, he soon realised he had enough material as a young man in his own environment to write similar stories. Since that time his films have consistently lived from his own observations and personal experiences. In this way, they achieve an authentic and immediate truthfulness – a truthfulness that hit the German cinema of the late nineties and early noughties with full fury.
reconciliation rather than confrontation
Impulsive, raw and wild - these are the words to describe the first films of this self-taught director, who is equally as well versed in the direct reality of life as he is in film history. His first great masterpiece, Gegen die Wand
(Head-On) in 2004, tells the story of the urge for freedom of a German-Turkish woman, Sibel (Sibel Kekilli), and how her needs collide with the traditions of her strict Turkish family. She enters into a marriage with a much older, mentally and physically broken alcoholic, Cahit (Birol Ünel), but from their relationship a force emerges that brings salvation for them both. From the interaction between Germany and Turkey, new perspectives are constantly emerging in Akin's films. Instead of confrontation between religions and nationalities, he aims at bringing people together and reconciliation.
Gegen die Wand (Head-On), in 2004, was the first part of his “Love, Death and the Devil” trilogy, which Akin then followed in a new, thoughtfully mellow tone in 2006 with Auf der anderen Seite (The Edge of Heaven). Six people wander between two worlds, between Germany and Turkey, between life and death, and despite tragic events and deadly confrontations they somehow manage to find each other. It is not only a coming together of the Muslim and Christian worlds, but also of the Turkish acting legend, Tuncel Kurtiz, from the films of Yilmaz Güney, and the German Rainer Werner-Fassbinder star, Hanna Schygulla. The crossover, i.e. the penetrating of different areas, is to be found throughout Akin’s entire approach to filmmaking. This also applies to the film music, which from the very beginning plays a special role as a an impulse and mood generator, and whose lyrics also promote and enhance the storyline. An enormous rhythmic, sensual and narrative force develops. By merging different musical genres like Punk and Turkish folklore, the score also contributes subtly to the breaking down of borders.
A glimpse of German-Turkish relations

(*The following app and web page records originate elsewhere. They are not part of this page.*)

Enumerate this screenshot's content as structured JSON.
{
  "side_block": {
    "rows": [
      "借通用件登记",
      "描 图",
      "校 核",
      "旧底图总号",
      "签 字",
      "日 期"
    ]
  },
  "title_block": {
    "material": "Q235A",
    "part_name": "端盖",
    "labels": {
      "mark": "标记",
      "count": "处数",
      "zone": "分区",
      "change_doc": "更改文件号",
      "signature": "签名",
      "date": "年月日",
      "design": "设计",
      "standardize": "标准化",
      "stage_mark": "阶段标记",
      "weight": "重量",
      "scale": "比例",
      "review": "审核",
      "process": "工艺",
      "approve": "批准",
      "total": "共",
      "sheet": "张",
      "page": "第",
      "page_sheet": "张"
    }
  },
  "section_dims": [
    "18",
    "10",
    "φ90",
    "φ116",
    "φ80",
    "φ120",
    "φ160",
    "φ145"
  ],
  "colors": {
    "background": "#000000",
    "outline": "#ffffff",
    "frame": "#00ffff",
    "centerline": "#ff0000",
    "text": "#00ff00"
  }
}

Between making feature films, Akin often shoots documentary films. For example, Denk ich an Deutschland – wir haben vergessen zurückzukehren

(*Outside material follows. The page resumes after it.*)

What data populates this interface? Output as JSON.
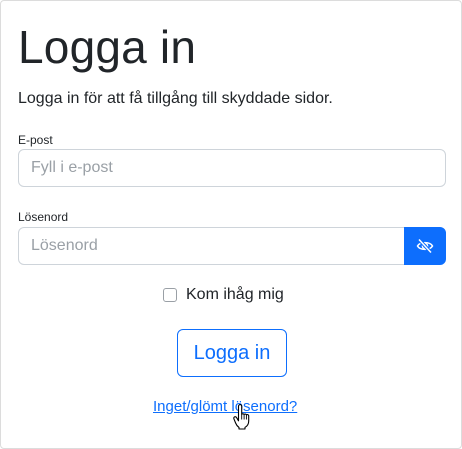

(When I think of Germany – we forgot to return, 2001), which is the story of his parents immigration to Germany, or Crossing the Bridge – the Sound of Istanbul
(2005), in which the German musician, Axel Hacke, explores the Turkish music scene of Istanbul, or Müll im Garten Eden
(Polluting Paradise, 2012) about an environmental scandal in a village on the Black Sea. The mixture of familiarity and alienness, proximity and distance has sharpened Akin's critical view of Turkish-German relations. Again and again he becomes a mediator, whether he is questioning the coerciveness of the violent machismo of Mediterranean societies, focusing on the marginalisation of Kurdish minorities, or, as in the last part of the trilogy The Cut
(2014), dealing with the Armenian genocide.
Routine is the greatest enemy
In order to escape the routine, Akin is always looking for new ways to keep his eyes open and his approach alert by confronting himself with specific insecurities. In Tschick
(Goodbye Berlin), his tenth feature film, he deliberately took on a lot of things for the first time: it was the first time, he decided to work on a commissioned project with a team already co-ordinated by another director (David Wnendt). It was the first time he narrated a whole story from the perspective of teenagers. With a music selection ranging from SEED to Fractus and the Beatsteaks to a song by Richard Clayderman, he lets this summer of adventure pulsate between rousing drive, rocky beats and subtle melancholy. He convincingly captures the immediacy and insecurity of perception, recklessness and daredevilry. And, in doing so, reflects an attitude to life that he himself is probably very familiar with.